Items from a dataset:
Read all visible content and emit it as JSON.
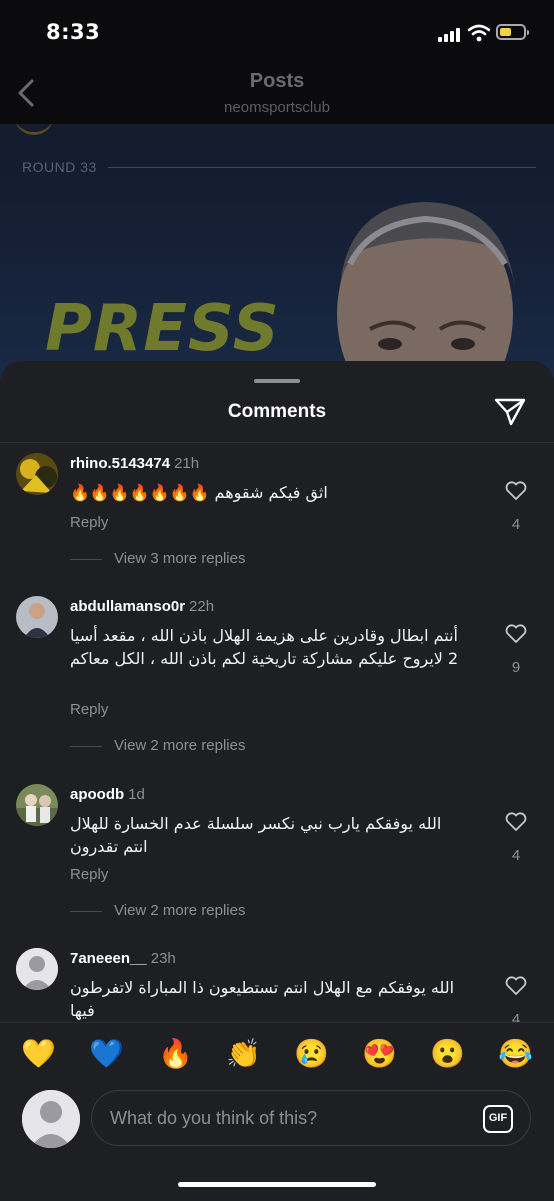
{
  "status": {
    "time": "8:33"
  },
  "nav": {
    "title": "Posts",
    "subtitle": "neomsportsclub"
  },
  "post": {
    "round_label": "ROUND 33",
    "headline": "PRESS"
  },
  "sheet": {
    "title": "Comments"
  },
  "comments": [
    {
      "username": "rhino.5143474",
      "time": "21h",
      "text": "اثق فيكم شقوهم 🔥🔥🔥🔥🔥🔥🔥",
      "reply": "Reply",
      "likes": "4",
      "view_more": "View 3 more replies"
    },
    {
      "username": "abdullamanso0r",
      "time": "22h",
      "text": "أنتم ابطال وقادرين على هزيمة الهلال باذن الله ، مقعد أسيا 2 لايروح عليكم مشاركة تاريخية لكم باذن الله ، الكل معاكم",
      "reply": "Reply",
      "likes": "9",
      "view_more": "View 2 more replies"
    },
    {
      "username": "apoodb",
      "time": "1d",
      "text": "الله يوفقكم يارب نبي نكسر سلسلة عدم الخسارة للهلال انتم تقدرون",
      "reply": "Reply",
      "likes": "4",
      "view_more": "View 2 more replies"
    },
    {
      "username": "7aneeen__",
      "time": "23h",
      "text": "الله يوفقكم مع الهلال انتم تستطيعون ذا المباراة لاتفرطون فيها",
      "likes": "4"
    }
  ],
  "emojis": [
    "💛",
    "💙",
    "🔥",
    "👏",
    "😢",
    "😍",
    "😮",
    "😂"
  ],
  "composer": {
    "placeholder": "What do you think of this?",
    "gif_label": "GIF"
  },
  "colors": {
    "sheet_bg": "#1e1f23",
    "muted": "#8e8e93",
    "battery": "#f6d146"
  }
}
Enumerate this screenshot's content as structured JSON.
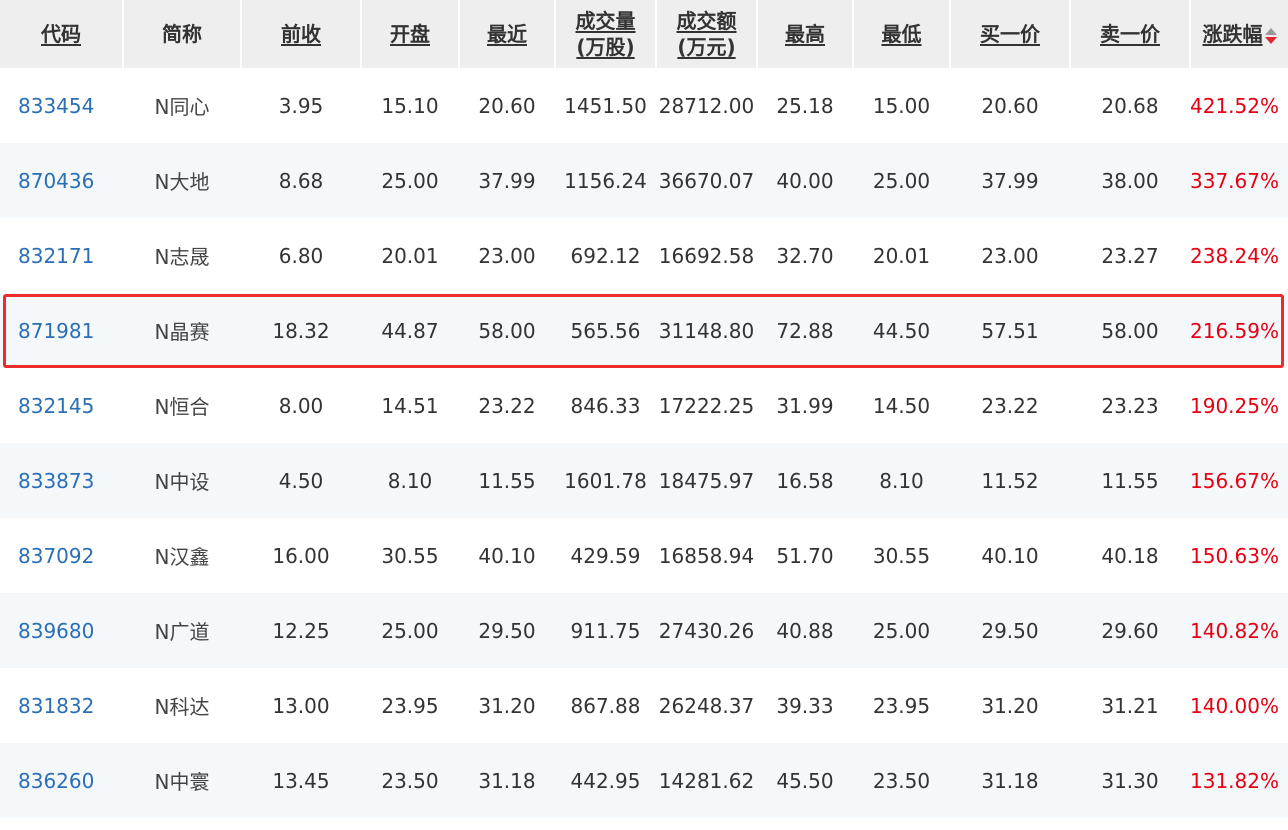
{
  "table": {
    "headers": [
      {
        "label": "代码",
        "line2": ""
      },
      {
        "label": "简称",
        "line2": ""
      },
      {
        "label": "前收",
        "line2": ""
      },
      {
        "label": "开盘",
        "line2": ""
      },
      {
        "label": "最近",
        "line2": ""
      },
      {
        "label": "成交量",
        "line2": "(万股)"
      },
      {
        "label": "成交额",
        "line2": "(万元)"
      },
      {
        "label": "最高",
        "line2": ""
      },
      {
        "label": "最低",
        "line2": ""
      },
      {
        "label": "买一价",
        "line2": ""
      },
      {
        "label": "卖一价",
        "line2": ""
      },
      {
        "label": "涨跌幅",
        "line2": ""
      }
    ],
    "rows": [
      [
        "833454",
        "N同心",
        "3.95",
        "15.10",
        "20.60",
        "1451.50",
        "28712.00",
        "25.18",
        "15.00",
        "20.60",
        "20.68",
        "421.52%"
      ],
      [
        "870436",
        "N大地",
        "8.68",
        "25.00",
        "37.99",
        "1156.24",
        "36670.07",
        "40.00",
        "25.00",
        "37.99",
        "38.00",
        "337.67%"
      ],
      [
        "832171",
        "N志晟",
        "6.80",
        "20.01",
        "23.00",
        "692.12",
        "16692.58",
        "32.70",
        "20.01",
        "23.00",
        "23.27",
        "238.24%"
      ],
      [
        "871981",
        "N晶赛",
        "18.32",
        "44.87",
        "58.00",
        "565.56",
        "31148.80",
        "72.88",
        "44.50",
        "57.51",
        "58.00",
        "216.59%"
      ],
      [
        "832145",
        "N恒合",
        "8.00",
        "14.51",
        "23.22",
        "846.33",
        "17222.25",
        "31.99",
        "14.50",
        "23.22",
        "23.23",
        "190.25%"
      ],
      [
        "833873",
        "N中设",
        "4.50",
        "8.10",
        "11.55",
        "1601.78",
        "18475.97",
        "16.58",
        "8.10",
        "11.52",
        "11.55",
        "156.67%"
      ],
      [
        "837092",
        "N汉鑫",
        "16.00",
        "30.55",
        "40.10",
        "429.59",
        "16858.94",
        "51.70",
        "30.55",
        "40.10",
        "40.18",
        "150.63%"
      ],
      [
        "839680",
        "N广道",
        "12.25",
        "25.00",
        "29.50",
        "911.75",
        "27430.26",
        "40.88",
        "25.00",
        "29.50",
        "29.60",
        "140.82%"
      ],
      [
        "831832",
        "N科达",
        "13.00",
        "23.95",
        "31.20",
        "867.88",
        "26248.37",
        "39.33",
        "23.95",
        "31.20",
        "31.21",
        "140.00%"
      ],
      [
        "836260",
        "N中寰",
        "13.45",
        "23.50",
        "31.18",
        "442.95",
        "14281.62",
        "45.50",
        "23.50",
        "31.18",
        "31.30",
        "131.82%"
      ]
    ],
    "highlighted_row": 3,
    "sort_column": 11,
    "sort_direction": "desc"
  },
  "colors": {
    "code_link": "#2a6eb5",
    "change_up": "#e60012",
    "highlight_border": "#ef2a2a",
    "header_bg": "#eeeeee",
    "stripe_bg": "#f4f8fb"
  }
}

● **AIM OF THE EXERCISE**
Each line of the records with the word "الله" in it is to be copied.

● **ANSWER TO THE PROBLEM**
      "text": "أنتم ابطال وقادرين على هزيمة الهلال باذن الله ، مقعد أسيا 2 لايروح عليكم مشاركة تاريخية لكم باذن الله ، الكل معاكم",
      "text": "الله يوفقكم يارب نبي نكسر سلسلة عدم الخسارة للهلال انتم تقدرون",
      "text": "الله يوفقكم مع الهلال انتم تستطيعون ذا المباراة لاتفرطون فيها",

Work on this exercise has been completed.